Items from a data source

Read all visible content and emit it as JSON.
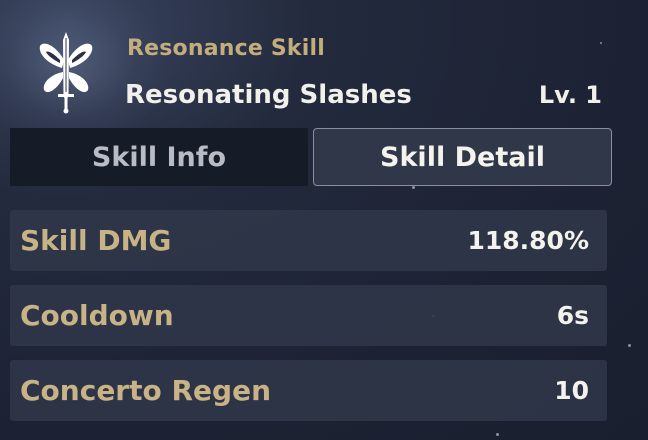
{
  "skill": {
    "type": "Resonance Skill",
    "name": "Resonating Slashes",
    "level": "Lv. 1",
    "icon": "butterfly-sword-icon"
  },
  "tabs": [
    {
      "label": "Skill Info",
      "active": false
    },
    {
      "label": "Skill Detail",
      "active": true
    }
  ],
  "stats": [
    {
      "label": "Skill DMG",
      "value": "118.80%"
    },
    {
      "label": "Cooldown",
      "value": "6s"
    },
    {
      "label": "Concerto Regen",
      "value": "10"
    }
  ],
  "colors": {
    "accent_gold": "#c4ad7c",
    "text_white": "#f2f0ea",
    "panel_bg": "#1c2233",
    "row_bg": "#30374a"
  }
}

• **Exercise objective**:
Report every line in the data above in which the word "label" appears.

• **Response**:
      "label": "Skill Info",
      "label": "Skill Detail",
      "label": "Skill DMG",
      "label": "Cooldown",
      "label": "Concerto Regen",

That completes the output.